From LA Progressive
The hope of the "Arab Spring" for an opening up of entrenched autocracies was dashed in the rubble of a failed state in Libya, unending civil war in Syria, and a restoration of autocracy in Egypt. Only Tunisia clings to a tenuous democracy.
The murder of Jamal Khashoggi in the Saudi consulate in Istanbul, the Kingdom's refusal to be accountable for it, and Trump's refusal to hold them to account signal a sinister turn to an even darker Middle East.

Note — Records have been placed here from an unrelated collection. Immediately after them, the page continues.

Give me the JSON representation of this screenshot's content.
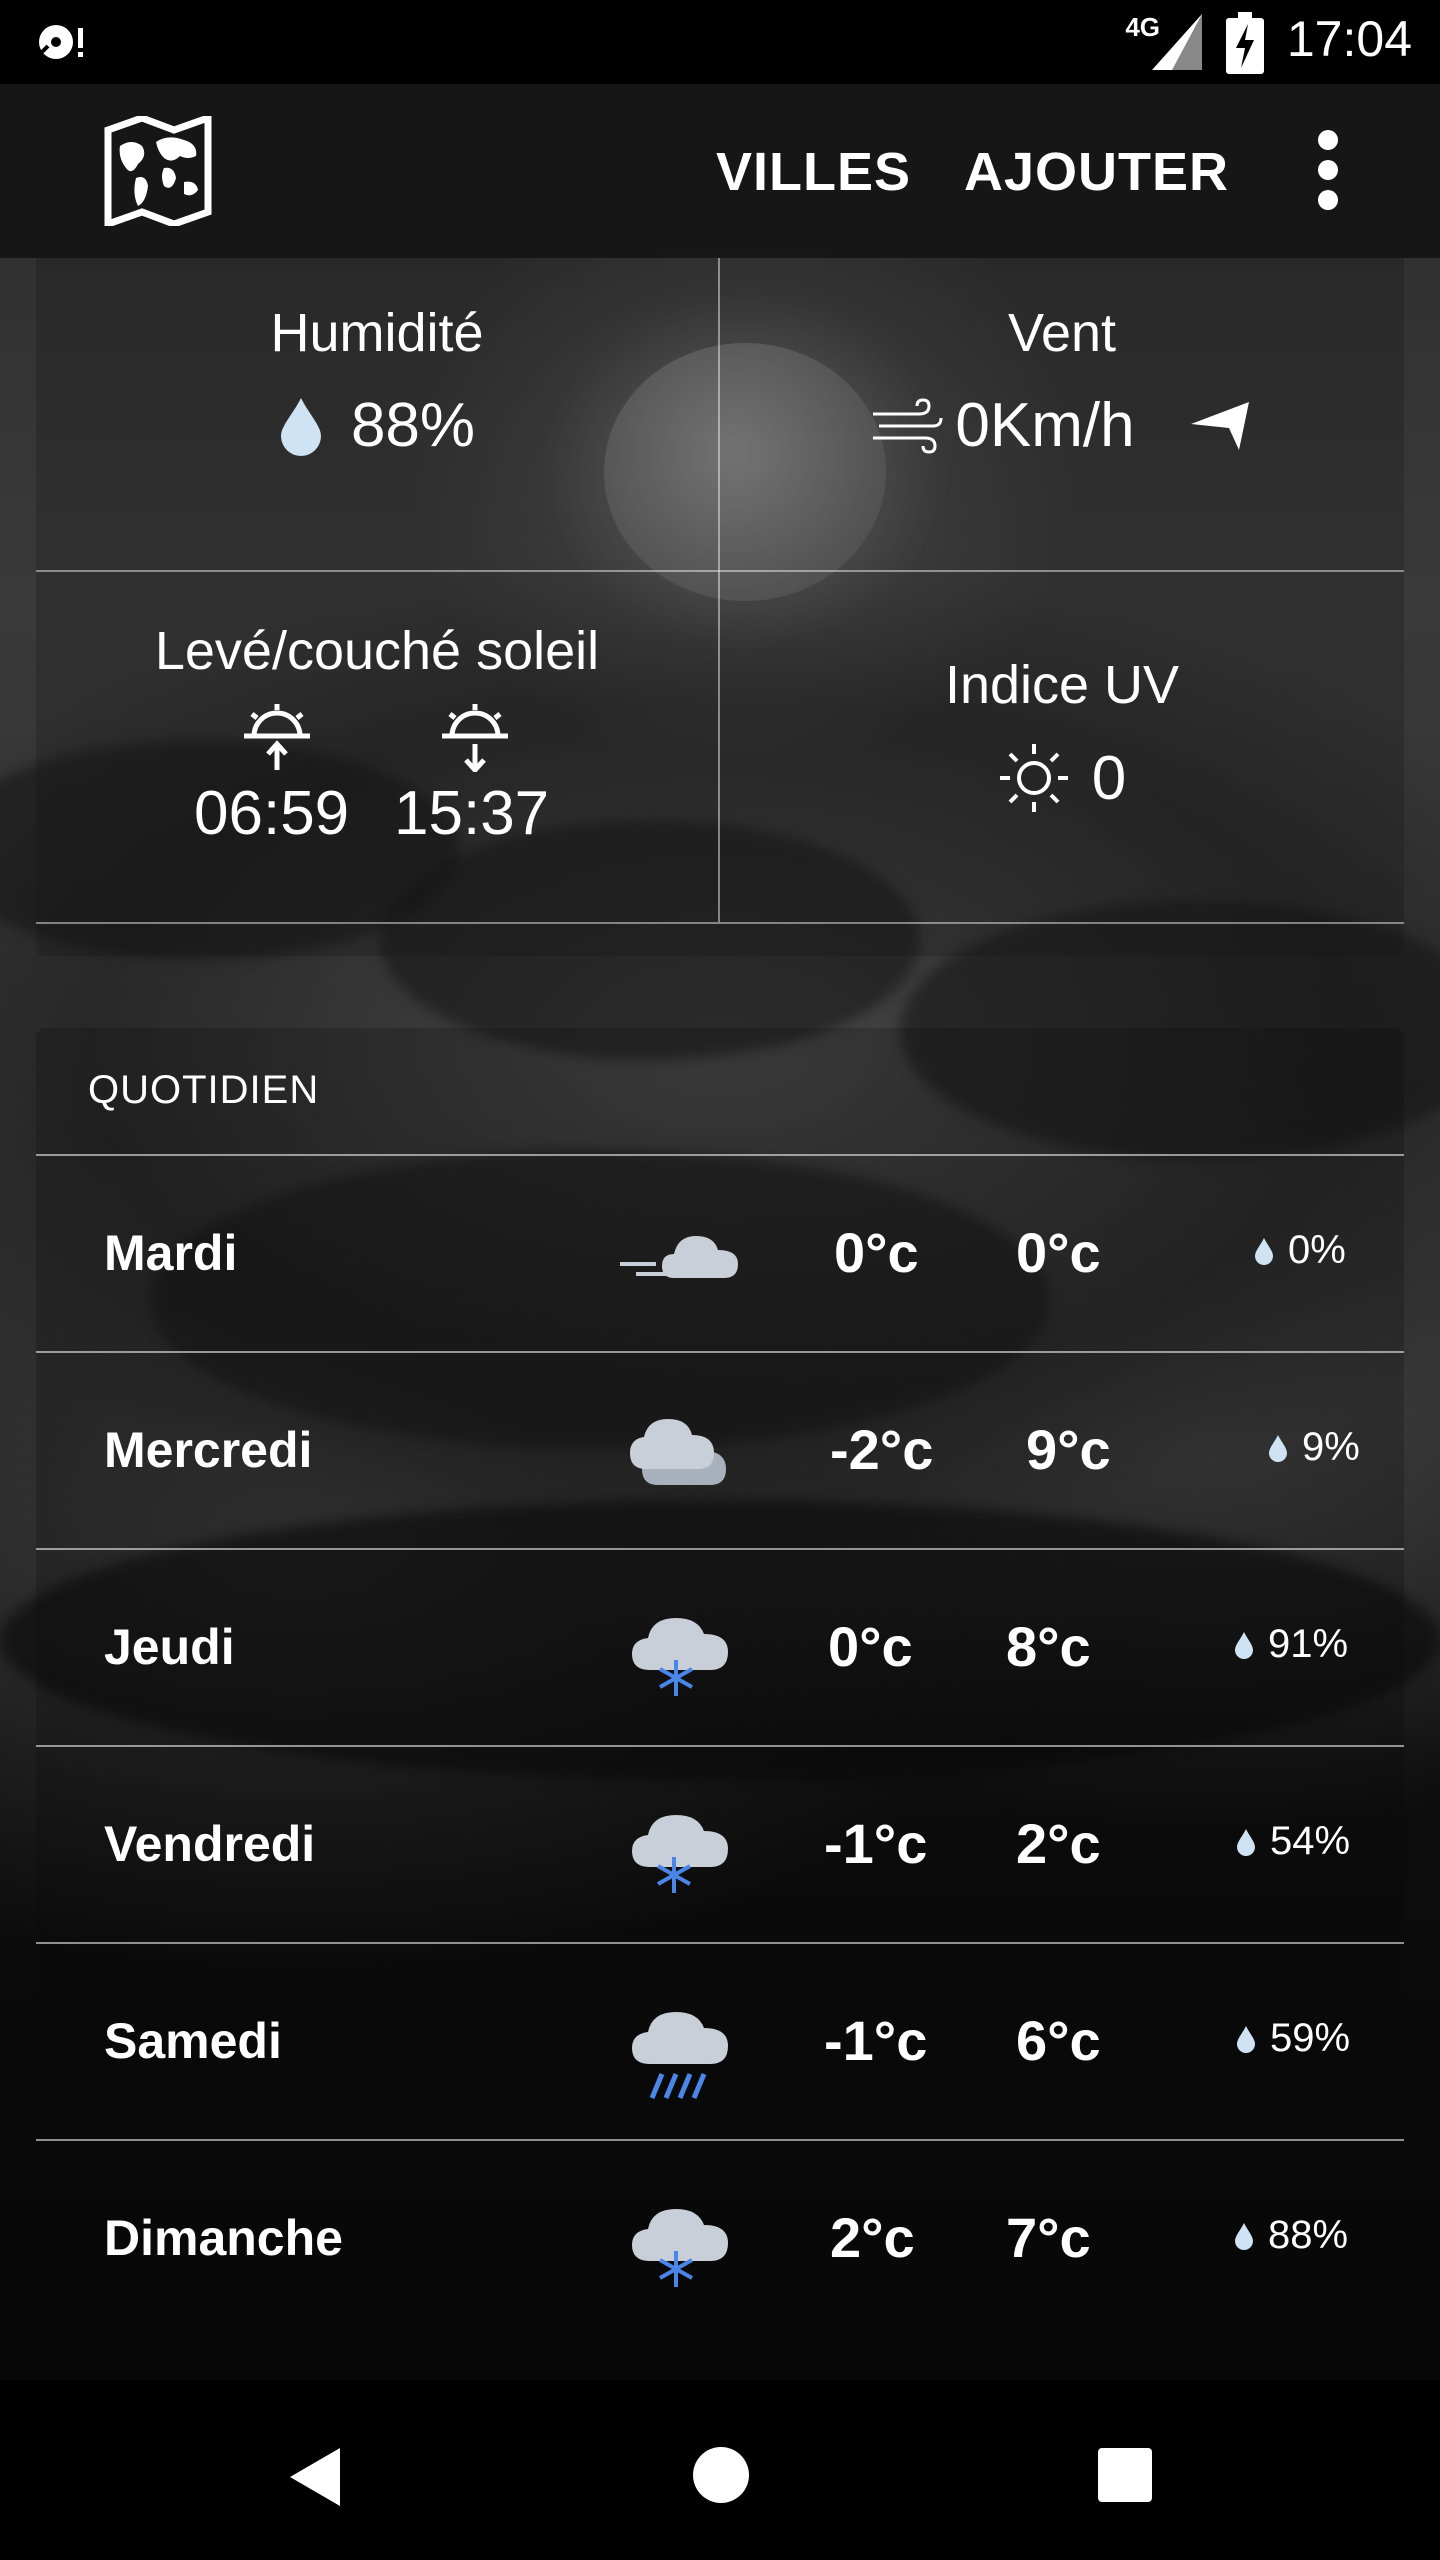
{
  "status_bar": {
    "network": "4G",
    "time": "17:04"
  },
  "app_bar": {
    "cities_label": "VILLES",
    "add_label": "AJOUTER"
  },
  "details": {
    "humidity": {
      "title": "Humidité",
      "value": "88%"
    },
    "wind": {
      "title": "Vent",
      "value": "0Km/h"
    },
    "sun": {
      "title": "Levé/couché soleil",
      "sunrise": "06:59",
      "sunset": "15:37"
    },
    "uv": {
      "title": "Indice UV",
      "value": "0"
    }
  },
  "daily": {
    "header": "QUOTIDIEN",
    "days": [
      {
        "day": "Mardi",
        "icon": "wind-cloud-icon",
        "min": "0°c",
        "max": "0°c",
        "precip": "0%"
      },
      {
        "day": "Mercredi",
        "icon": "cloudy-icon",
        "min": "-2°c",
        "max": "9°c",
        "precip": "9%"
      },
      {
        "day": "Jeudi",
        "icon": "snow-cloud-icon",
        "min": "0°c",
        "max": "8°c",
        "precip": "91%"
      },
      {
        "day": "Vendredi",
        "icon": "snow-cloud-icon",
        "min": "-1°c",
        "max": "2°c",
        "precip": "54%"
      },
      {
        "day": "Samedi",
        "icon": "rain-cloud-icon",
        "min": "-1°c",
        "max": "6°c",
        "precip": "59%"
      },
      {
        "day": "Dimanche",
        "icon": "snow-cloud-icon",
        "min": "2°c",
        "max": "7°c",
        "precip": "88%"
      }
    ]
  },
  "colors": {
    "accent_blue": "#4a86e8",
    "cloud": "#c9cfd8",
    "cloud_shadow": "#a9b1bd"
  }
}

The Saudi Crown Prince, Mohammed bin Salman, has aggressively consolidated his power, at one point confining much of the Saudi royal family and other members of the elite in a luxury hotel while pressuring them to back his rule. He ordered the detention of the Lebanese Prime Minister and forced him to announce his resignation on global television. He has imprisoned scores of reformers, including advocates of women's rights, even as he was pushing through new policies that allowed women to drive for the first time. He has pushed his Gulf allies to join him in isolating Qatar because of its independent foreign policy. He has prosecuted (with American arms) a bloody war in neighboring Yemen, ostensibly to block Iran from gaining influence in the Arabian peninsula.

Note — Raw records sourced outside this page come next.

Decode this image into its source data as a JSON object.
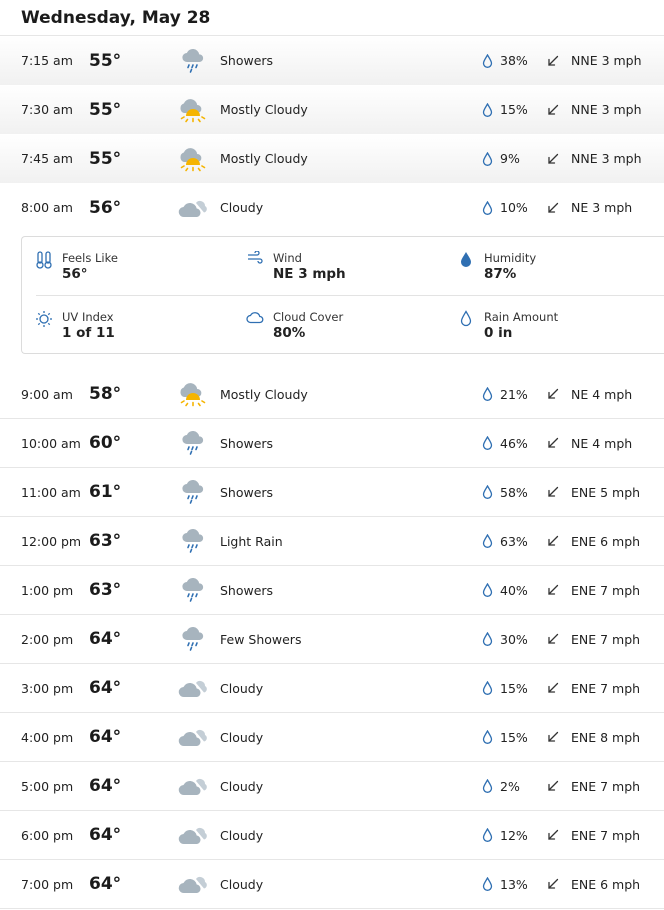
{
  "header": {
    "title": "Wednesday, May 28"
  },
  "hours_past": [
    {
      "time": "7:15 am",
      "temp": "55°",
      "icon": "showers-icon",
      "condition": "Showers",
      "precip": "38%",
      "wind_dir_icon": "arrow-down-left-icon",
      "wind": "NNE 3 mph"
    },
    {
      "time": "7:30 am",
      "temp": "55°",
      "icon": "mostly-cloudy-icon",
      "condition": "Mostly Cloudy",
      "precip": "15%",
      "wind_dir_icon": "arrow-down-left-icon",
      "wind": "NNE 3 mph"
    },
    {
      "time": "7:45 am",
      "temp": "55°",
      "icon": "mostly-cloudy-icon",
      "condition": "Mostly Cloudy",
      "precip": "9%",
      "wind_dir_icon": "arrow-down-left-icon",
      "wind": "NNE 3 mph"
    }
  ],
  "current": {
    "time": "8:00 am",
    "temp": "56°",
    "icon": "cloudy-icon",
    "condition": "Cloudy",
    "precip": "10%",
    "wind_dir_icon": "arrow-down-left-icon",
    "wind": "NE 3 mph"
  },
  "details": {
    "feels_like": {
      "label": "Feels Like",
      "value": "56°"
    },
    "wind": {
      "label": "Wind",
      "value": "NE 3 mph"
    },
    "humidity": {
      "label": "Humidity",
      "value": "87%"
    },
    "uv_index": {
      "label": "UV Index",
      "value": "1 of 11"
    },
    "cloud_cover": {
      "label": "Cloud Cover",
      "value": "80%"
    },
    "rain_amount": {
      "label": "Rain Amount",
      "value": "0 in"
    }
  },
  "hours": [
    {
      "time": "9:00 am",
      "temp": "58°",
      "icon": "mostly-cloudy-icon",
      "condition": "Mostly Cloudy",
      "precip": "21%",
      "wind": "NE 4 mph"
    },
    {
      "time": "10:00 am",
      "temp": "60°",
      "icon": "showers-icon",
      "condition": "Showers",
      "precip": "46%",
      "wind": "NE 4 mph"
    },
    {
      "time": "11:00 am",
      "temp": "61°",
      "icon": "showers-icon",
      "condition": "Showers",
      "precip": "58%",
      "wind": "ENE 5 mph"
    },
    {
      "time": "12:00 pm",
      "temp": "63°",
      "icon": "showers-icon",
      "condition": "Light Rain",
      "precip": "63%",
      "wind": "ENE 6 mph"
    },
    {
      "time": "1:00 pm",
      "temp": "63°",
      "icon": "showers-icon",
      "condition": "Showers",
      "precip": "40%",
      "wind": "ENE 7 mph"
    },
    {
      "time": "2:00 pm",
      "temp": "64°",
      "icon": "showers-icon",
      "condition": "Few Showers",
      "precip": "30%",
      "wind": "ENE 7 mph"
    },
    {
      "time": "3:00 pm",
      "temp": "64°",
      "icon": "cloudy-icon",
      "condition": "Cloudy",
      "precip": "15%",
      "wind": "ENE 7 mph"
    },
    {
      "time": "4:00 pm",
      "temp": "64°",
      "icon": "cloudy-icon",
      "condition": "Cloudy",
      "precip": "15%",
      "wind": "ENE 8 mph"
    },
    {
      "time": "5:00 pm",
      "temp": "64°",
      "icon": "cloudy-icon",
      "condition": "Cloudy",
      "precip": "2%",
      "wind": "ENE 7 mph"
    },
    {
      "time": "6:00 pm",
      "temp": "64°",
      "icon": "cloudy-icon",
      "condition": "Cloudy",
      "precip": "12%",
      "wind": "ENE 7 mph"
    },
    {
      "time": "7:00 pm",
      "temp": "64°",
      "icon": "cloudy-icon",
      "condition": "Cloudy",
      "precip": "13%",
      "wind": "ENE 6 mph"
    }
  ],
  "colors": {
    "cloud": "#aab7c1",
    "sun": "#f5b400",
    "rain": "#2f6fb2",
    "accent": "#2f6fb2"
  }
}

The Crown Prince is, in short, a tough customer who does not brook dissent or independence.
Khashoggi, a conservative Muslim who was once an ally of the royal family, ran afoul of the Crown Prince and went into exile. As a columnist for The Washington Post he advocated democracy for Saudi Arabia.
Khashoggi was lured to the Saudi consulate on the promise of getting papers that would allow him to legally marry again after a divorce. We now know that he was seized and murdered almost immediately upon entering the consulate. He may have been tortured. His body was apparently dismembered and somehow disposed of; the Saudis have yet to produce his remains.
The news about the abduction and murder was disseminated by the host government, Turkey, which demanded that the alleged perpetrators be handed over for prosecution there. This was not unreasonable, but the Saudis have not complied. Turkish president Recep Tayyip Erdogan expressed horror at the crime, even though his regime has not hesitated to imprison journalists and other opponents, and to seek extradition of a major opposition figure residing in the United States. But his ulterior motive is his rivalry with the Saudis for leadership of Sunni Muslims in the Middle East.
The Saudi government has produced several mutually inconsistent stories about the murder, but they all assert that the Crown Prince had nothing to do with it. But knowing how centralized power is in the prince's hands, and how ruthless he is, it simply strains credulity to believe anything other than that he ordered the capture of Khashoggi. Moreover, the squad that carried out the crime just happened to have a bone saw with them. That certainly suggests that the Crown Prince also ordered the murder.
This indeed was the conclusion of the US intelligence agencies: that the Crown Prince must have ordered the capture and murder of Jamal Khashoggi.
President Trump is having none of it. As with the agencies' finding that the Russian government had interfered in the 2016 election to work against Hillary Clinton, here again Trump simply refuses to believe it, choosing instead to believe the denials of Putin in the earlier case, or Mohammed bin Salman now. Why he is so set on protecting Putin has always been obscure. With the Saudi regime, however, his public statements emphasize the importance of our economic ties (especially our arms sales), and secondarily the long-standing strategic partnership, the tacit alliance between the US, Saudi Arabia, Israel and Egypt that underpins authoritarian stability in the region.
It was against this alliance that the movements of the Arab Spring were directed, even when their immediate targets were dictators like Gaddafi in Libya or Assad in Syria. But the authoritarian order held.
Now, Trump is passing the word that Mafia rules apply: if you are our friend, you can do anything. We will have your back. Welcome to the dark Arab Winter.